**Work instructions**
All of the data below should be written out again exactly.

------ Information

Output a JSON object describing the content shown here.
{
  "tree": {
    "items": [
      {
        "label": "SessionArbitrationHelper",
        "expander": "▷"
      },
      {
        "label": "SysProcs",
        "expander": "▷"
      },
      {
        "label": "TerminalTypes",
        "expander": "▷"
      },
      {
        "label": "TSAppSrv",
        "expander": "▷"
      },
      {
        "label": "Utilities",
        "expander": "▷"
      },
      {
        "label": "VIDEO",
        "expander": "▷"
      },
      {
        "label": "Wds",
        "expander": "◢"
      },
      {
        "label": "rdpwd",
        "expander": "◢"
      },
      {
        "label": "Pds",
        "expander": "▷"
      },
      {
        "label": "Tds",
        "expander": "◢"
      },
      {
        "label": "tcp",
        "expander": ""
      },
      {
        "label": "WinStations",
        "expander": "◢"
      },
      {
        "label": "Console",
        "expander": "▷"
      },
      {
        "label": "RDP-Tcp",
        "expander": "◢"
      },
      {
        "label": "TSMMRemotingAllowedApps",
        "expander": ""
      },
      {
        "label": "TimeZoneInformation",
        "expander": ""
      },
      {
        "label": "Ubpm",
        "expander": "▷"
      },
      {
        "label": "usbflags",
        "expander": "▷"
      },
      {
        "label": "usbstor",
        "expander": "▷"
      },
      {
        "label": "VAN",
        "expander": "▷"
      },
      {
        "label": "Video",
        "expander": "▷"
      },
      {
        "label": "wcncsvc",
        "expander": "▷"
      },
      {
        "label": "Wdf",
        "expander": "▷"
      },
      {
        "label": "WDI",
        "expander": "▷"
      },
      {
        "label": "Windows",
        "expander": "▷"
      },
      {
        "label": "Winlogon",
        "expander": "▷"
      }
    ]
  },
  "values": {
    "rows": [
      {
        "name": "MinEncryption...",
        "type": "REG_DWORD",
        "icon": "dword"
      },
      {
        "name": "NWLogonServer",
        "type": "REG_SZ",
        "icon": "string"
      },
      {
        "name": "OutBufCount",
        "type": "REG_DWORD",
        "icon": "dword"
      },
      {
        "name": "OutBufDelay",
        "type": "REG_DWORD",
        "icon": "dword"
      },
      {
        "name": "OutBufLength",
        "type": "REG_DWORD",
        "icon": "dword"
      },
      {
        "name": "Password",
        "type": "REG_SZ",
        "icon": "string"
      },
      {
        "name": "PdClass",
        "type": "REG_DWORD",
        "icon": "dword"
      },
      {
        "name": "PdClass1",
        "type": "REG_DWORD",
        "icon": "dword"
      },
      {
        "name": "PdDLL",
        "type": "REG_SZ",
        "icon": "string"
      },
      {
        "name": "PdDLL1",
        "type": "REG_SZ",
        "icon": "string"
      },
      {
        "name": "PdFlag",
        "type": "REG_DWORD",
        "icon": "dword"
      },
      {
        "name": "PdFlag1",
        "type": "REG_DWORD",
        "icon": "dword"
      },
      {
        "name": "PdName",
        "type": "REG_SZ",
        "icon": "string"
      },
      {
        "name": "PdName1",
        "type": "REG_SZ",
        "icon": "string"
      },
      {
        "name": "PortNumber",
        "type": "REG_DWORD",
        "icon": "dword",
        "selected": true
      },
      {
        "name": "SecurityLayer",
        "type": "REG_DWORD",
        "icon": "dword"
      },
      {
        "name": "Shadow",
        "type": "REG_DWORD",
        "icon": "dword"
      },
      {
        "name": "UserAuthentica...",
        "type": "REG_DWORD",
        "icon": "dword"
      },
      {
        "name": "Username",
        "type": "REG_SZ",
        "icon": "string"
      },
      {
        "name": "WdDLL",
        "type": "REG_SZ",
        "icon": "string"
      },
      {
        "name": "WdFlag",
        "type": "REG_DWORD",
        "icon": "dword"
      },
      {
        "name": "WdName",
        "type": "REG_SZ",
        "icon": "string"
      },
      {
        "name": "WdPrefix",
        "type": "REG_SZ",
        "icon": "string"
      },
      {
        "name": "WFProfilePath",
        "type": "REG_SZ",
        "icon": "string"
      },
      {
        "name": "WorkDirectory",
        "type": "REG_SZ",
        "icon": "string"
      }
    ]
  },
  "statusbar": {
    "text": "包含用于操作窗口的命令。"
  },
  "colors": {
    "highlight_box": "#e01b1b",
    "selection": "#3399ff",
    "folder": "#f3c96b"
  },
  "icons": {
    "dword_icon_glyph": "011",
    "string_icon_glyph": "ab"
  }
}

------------

**Expected output**
Output a JSON object describing the content shown here.
{
  "tree": {
    "items": [
      {
        "label": "SessionArbitrationHelper",
        "expander": "▷"
      },
      {
        "label": "SysProcs",
        "expander": "▷"
      },
      {
        "label": "TerminalTypes",
        "expander": "▷"
      },
      {
        "label": "TSAppSrv",
        "expander": "▷"
      },
      {
        "label": "Utilities",
        "expander": "▷"
      },
      {
        "label": "VIDEO",
        "expander": "▷"
      },
      {
        "label": "Wds",
        "expander": "◢"
      },
      {
        "label": "rdpwd",
        "expander": "◢"
      },
      {
        "label": "Pds",
        "expander": "▷"
      },
      {
        "label": "Tds",
        "expander": "◢"
      },
      {
        "label": "tcp",
        "expander": ""
      },
      {
        "label": "WinStations",
        "expander": "◢"
      },
      {
        "label": "Console",
        "expander": "▷"
      },
      {
        "label": "RDP-Tcp",
        "expander": "◢"
      },
      {
        "label": "TSMMRemotingAllowedApps",
        "expander": ""
      },
      {
        "label": "TimeZoneInformation",
        "expander": ""
      },
      {
        "label": "Ubpm",
        "expander": "▷"
      },
      {
        "label": "usbflags",
        "expander": "▷"
      },
      {
        "label": "usbstor",
        "expander": "▷"
      },
      {
        "label": "VAN",
        "expander": "▷"
      },
      {
        "label": "Video",
        "expander": "▷"
      },
      {
        "label": "wcncsvc",
        "expander": "▷"
      },
      {
        "label": "Wdf",
        "expander": "▷"
      },
      {
        "label": "WDI",
        "expander": "▷"
      },
      {
        "label": "Windows",
        "expander": "▷"
      },
      {
        "label": "Winlogon",
        "expander": "▷"
      }
    ]
  },
  "values": {
    "rows": [
      {
        "name": "MinEncryption...",
        "type": "REG_DWORD",
        "icon": "dword"
      },
      {
        "name": "NWLogonServer",
        "type": "REG_SZ",
        "icon": "string"
      },
      {
        "name": "OutBufCount",
        "type": "REG_DWORD",
        "icon": "dword"
      },
      {
        "name": "OutBufDelay",
        "type": "REG_DWORD",
        "icon": "dword"
      },
      {
        "name": "OutBufLength",
        "type": "REG_DWORD",
        "icon": "dword"
      },
      {
        "name": "Password",
        "type": "REG_SZ",
        "icon": "string"
      },
      {
        "name": "PdClass",
        "type": "REG_DWORD",
        "icon": "dword"
      },
      {
        "name": "PdClass1",
        "type": "REG_DWORD",
        "icon": "dword"
      },
      {
        "name": "PdDLL",
        "type": "REG_SZ",
        "icon": "string"
      },
      {
        "name": "PdDLL1",
        "type": "REG_SZ",
        "icon": "string"
      },
      {
        "name": "PdFlag",
        "type": "REG_DWORD",
        "icon": "dword"
      },
      {
        "name": "PdFlag1",
        "type": "REG_DWORD",
        "icon": "dword"
      },
      {
        "name": "PdName",
        "type": "REG_SZ",
        "icon": "string"
      },
      {
        "name": "PdName1",
        "type": "REG_SZ",
        "icon": "string"
      },
      {
        "name": "PortNumber",
        "type": "REG_DWORD",
        "icon": "dword",
        "selected": true
      },
      {
        "name": "SecurityLayer",
        "type": "REG_DWORD",
        "icon": "dword"
      },
      {
        "name": "Shadow",
        "type": "REG_DWORD",
        "icon": "dword"
      },
      {
        "name": "UserAuthentica...",
        "type": "REG_DWORD",
        "icon": "dword"
      },
      {
        "name": "Username",
        "type": "REG_SZ",
        "icon": "string"
      },
      {
        "name": "WdDLL",
        "type": "REG_SZ",
        "icon": "string"
      },
      {
        "name": "WdFlag",
        "type": "REG_DWORD",
        "icon": "dword"
      },
      {
        "name": "WdName",
        "type": "REG_SZ",
        "icon": "string"
      },
      {
        "name": "WdPrefix",
        "type": "REG_SZ",
        "icon": "string"
      },
      {
        "name": "WFProfilePath",
        "type": "REG_SZ",
        "icon": "string"
      },
      {
        "name": "WorkDirectory",
        "type": "REG_SZ",
        "icon": "string"
      }
    ]
  },
  "statusbar": {
    "text": "包含用于操作窗口的命令。"
  },
  "colors": {
    "highlight_box": "#e01b1b",
    "selection": "#3399ff",
    "folder": "#f3c96b"
  },
  "icons": {
    "dword_icon_glyph": "011",
    "string_icon_glyph": "ab"
  }
}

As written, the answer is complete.